Below is a block of records. Copy every line in it that contains the word "text".

DATA PROVIDED Block Start

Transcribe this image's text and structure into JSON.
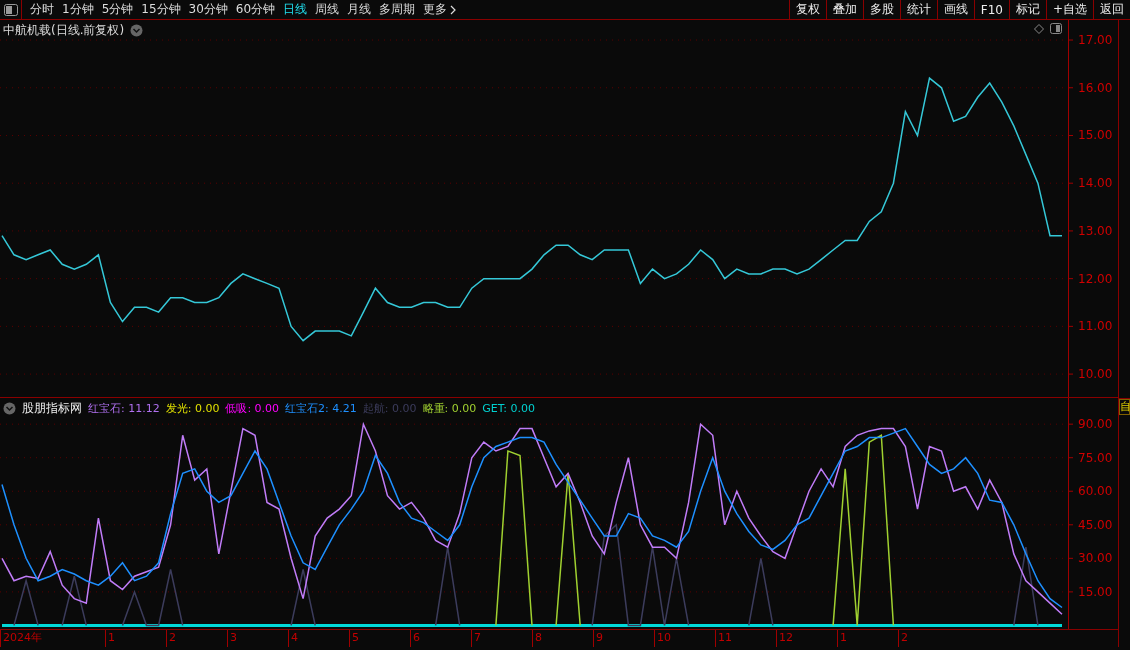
{
  "toolbar": {
    "periods": [
      {
        "label": "分时",
        "selected": false
      },
      {
        "label": "1分钟",
        "selected": false
      },
      {
        "label": "5分钟",
        "selected": false
      },
      {
        "label": "15分钟",
        "selected": false
      },
      {
        "label": "30分钟",
        "selected": false
      },
      {
        "label": "60分钟",
        "selected": false
      },
      {
        "label": "日线",
        "selected": true
      },
      {
        "label": "周线",
        "selected": false
      },
      {
        "label": "月线",
        "selected": false
      },
      {
        "label": "多周期",
        "selected": false
      },
      {
        "label": "更多",
        "selected": false
      }
    ],
    "actions": [
      "复权",
      "叠加",
      "多股",
      "统计",
      "画线",
      "F10",
      "标记",
      "+自选",
      "返回"
    ]
  },
  "price_pane": {
    "title": "中航机载(日线.前复权)",
    "chart_data": {
      "type": "line",
      "grid": true,
      "ylim": [
        9.52,
        17.42
      ],
      "yticks": [
        {
          "value": 10,
          "label": "10.00"
        },
        {
          "value": 11,
          "label": "11.00"
        },
        {
          "value": 12,
          "label": "12.00"
        },
        {
          "value": 13,
          "label": "13.00"
        },
        {
          "value": 14,
          "label": "14.00"
        },
        {
          "value": 15,
          "label": "15.00"
        },
        {
          "value": 16,
          "label": "16.00"
        },
        {
          "value": 17,
          "label": "17.00"
        }
      ],
      "series": [
        {
          "color": "#35c8d8",
          "values": [
            12.9,
            12.5,
            12.4,
            12.5,
            12.6,
            12.3,
            12.2,
            12.3,
            12.5,
            11.5,
            11.1,
            11.4,
            11.4,
            11.3,
            11.6,
            11.6,
            11.5,
            11.5,
            11.6,
            11.9,
            12.1,
            12.0,
            11.9,
            11.8,
            11.0,
            10.7,
            10.9,
            10.9,
            10.9,
            10.8,
            11.3,
            11.8,
            11.5,
            11.4,
            11.4,
            11.5,
            11.5,
            11.4,
            11.4,
            11.8,
            12.0,
            12.0,
            12.0,
            12.0,
            12.2,
            12.5,
            12.7,
            12.7,
            12.5,
            12.4,
            12.6,
            12.6,
            12.6,
            11.9,
            12.2,
            12.0,
            12.1,
            12.3,
            12.6,
            12.4,
            12.0,
            12.2,
            12.1,
            12.1,
            12.2,
            12.2,
            12.1,
            12.2,
            12.4,
            12.6,
            12.8,
            12.8,
            13.2,
            13.4,
            14.0,
            15.5,
            15.0,
            16.2,
            16.0,
            15.3,
            15.4,
            15.8,
            16.1,
            15.7,
            15.2,
            14.6,
            14.0,
            12.9,
            12.9
          ]
        }
      ]
    }
  },
  "lower_pane": {
    "indicator": "股朋指标网",
    "legend": [
      {
        "text": "红宝石: 11.12",
        "color": "#b070f0"
      },
      {
        "text": "发光: 0.00",
        "color": "#e0e000"
      },
      {
        "text": "低吸: 0.00",
        "color": "#ff00ff"
      },
      {
        "text": "红宝石2: 4.21",
        "color": "#1e90ff"
      },
      {
        "text": "起航: 0.00",
        "color": "#3c3c5c"
      },
      {
        "text": "略重: 0.00",
        "color": "#a0d030"
      },
      {
        "text": "GET: 0.00",
        "color": "#00d0d0"
      }
    ],
    "side_label": "自",
    "chart_data": {
      "type": "line",
      "grid": true,
      "ylim": [
        -1.6,
        101.7
      ],
      "yticks": [
        {
          "value": 15,
          "label": "15.00"
        },
        {
          "value": 30,
          "label": "30.00"
        },
        {
          "value": 45,
          "label": "45.00"
        },
        {
          "value": 60,
          "label": "60.00"
        },
        {
          "value": 75,
          "label": "75.00"
        },
        {
          "value": 90,
          "label": "90.00"
        }
      ],
      "series": [
        {
          "color": "#00d8d8",
          "values": [
            0,
            0,
            0,
            0,
            0,
            0,
            0,
            0,
            0,
            0,
            0,
            0,
            0,
            0,
            0,
            0,
            0,
            0,
            0,
            0,
            0,
            0,
            0,
            0,
            0,
            0,
            0,
            0,
            0,
            0,
            0,
            0,
            0,
            0,
            0,
            0,
            0,
            0,
            0,
            0,
            0,
            0,
            0,
            0,
            0,
            0,
            0,
            0,
            0,
            0,
            0,
            0,
            0,
            0,
            0,
            0,
            0,
            0,
            0,
            0,
            0,
            0,
            0,
            0,
            0,
            0,
            0,
            0,
            0,
            0,
            0,
            0,
            0,
            0,
            0,
            0,
            0,
            0,
            0,
            0,
            0,
            0,
            0,
            0,
            0,
            0,
            0,
            0,
            0
          ]
        },
        {
          "color": "#3c3c5c",
          "values": [
            null,
            0,
            20,
            0,
            null,
            0,
            22,
            0,
            null,
            null,
            0,
            15,
            0,
            0,
            25,
            0,
            null,
            null,
            null,
            null,
            null,
            null,
            null,
            null,
            0,
            25,
            0,
            null,
            null,
            null,
            null,
            null,
            null,
            null,
            null,
            null,
            0,
            35,
            0,
            null,
            null,
            null,
            null,
            null,
            null,
            null,
            null,
            null,
            null,
            0,
            40,
            45,
            0,
            0,
            35,
            0,
            30,
            0,
            null,
            null,
            null,
            null,
            0,
            30,
            0,
            null,
            null,
            null,
            null,
            null,
            null,
            null,
            null,
            null,
            null,
            null,
            null,
            null,
            null,
            null,
            null,
            null,
            null,
            null,
            0,
            35,
            0,
            null,
            null
          ]
        },
        {
          "color": "#a0d030",
          "values": [
            null,
            null,
            null,
            null,
            null,
            null,
            null,
            null,
            null,
            null,
            null,
            null,
            null,
            null,
            null,
            null,
            null,
            null,
            null,
            null,
            null,
            null,
            null,
            null,
            null,
            null,
            null,
            null,
            null,
            null,
            null,
            null,
            null,
            null,
            null,
            null,
            null,
            null,
            null,
            null,
            null,
            0,
            78,
            76,
            0,
            null,
            0,
            68,
            0,
            null,
            null,
            null,
            null,
            null,
            null,
            null,
            null,
            null,
            null,
            null,
            null,
            null,
            null,
            null,
            null,
            null,
            null,
            null,
            null,
            0,
            70,
            0,
            82,
            85,
            0,
            null,
            null,
            null,
            null,
            null,
            null,
            null,
            null,
            null,
            null,
            null,
            null,
            null,
            null
          ]
        },
        {
          "color": "#c07cf8",
          "values": [
            30,
            20,
            22,
            21,
            33,
            18,
            12,
            10,
            48,
            20,
            16,
            22,
            24,
            26,
            45,
            85,
            65,
            70,
            32,
            60,
            88,
            85,
            55,
            52,
            30,
            12,
            40,
            48,
            52,
            58,
            90,
            78,
            58,
            52,
            55,
            48,
            38,
            35,
            50,
            75,
            82,
            78,
            80,
            88,
            88,
            75,
            62,
            68,
            55,
            40,
            32,
            55,
            75,
            45,
            35,
            35,
            30,
            55,
            90,
            85,
            45,
            60,
            48,
            40,
            33,
            30,
            45,
            60,
            70,
            62,
            80,
            85,
            87,
            88,
            88,
            80,
            52,
            80,
            78,
            60,
            62,
            52,
            65,
            55,
            32,
            20,
            15,
            10,
            5
          ]
        },
        {
          "color": "#1e90ff",
          "values": [
            63,
            45,
            30,
            20,
            22,
            25,
            23,
            20,
            18,
            22,
            28,
            20,
            22,
            28,
            50,
            68,
            70,
            60,
            55,
            58,
            68,
            78,
            70,
            55,
            40,
            28,
            25,
            35,
            45,
            52,
            60,
            76,
            68,
            55,
            48,
            46,
            42,
            38,
            45,
            62,
            75,
            80,
            82,
            84,
            84,
            82,
            72,
            64,
            56,
            48,
            40,
            40,
            50,
            48,
            40,
            38,
            35,
            42,
            60,
            75,
            60,
            50,
            42,
            36,
            34,
            38,
            45,
            48,
            58,
            68,
            78,
            80,
            84,
            84,
            86,
            88,
            80,
            72,
            68,
            70,
            75,
            68,
            56,
            55,
            45,
            32,
            20,
            12,
            8
          ]
        }
      ]
    }
  },
  "date_axis": [
    "2024年",
    "1",
    "2",
    "3",
    "4",
    "5",
    "6",
    "7",
    "8",
    "9",
    "10",
    "11",
    "12",
    "1",
    "2"
  ]
}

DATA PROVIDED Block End

**EXERCISE RESPONSE:**
Transcribe this image's text and structure into JSON.
        "text": "红宝石: 11.12",
        "text": "发光: 0.00",
        "text": "低吸: 0.00",
        "text": "红宝石2: 4.21",
        "text": "起航: 0.00",
        "text": "略重: 0.00",
        "text": "GET: 0.00",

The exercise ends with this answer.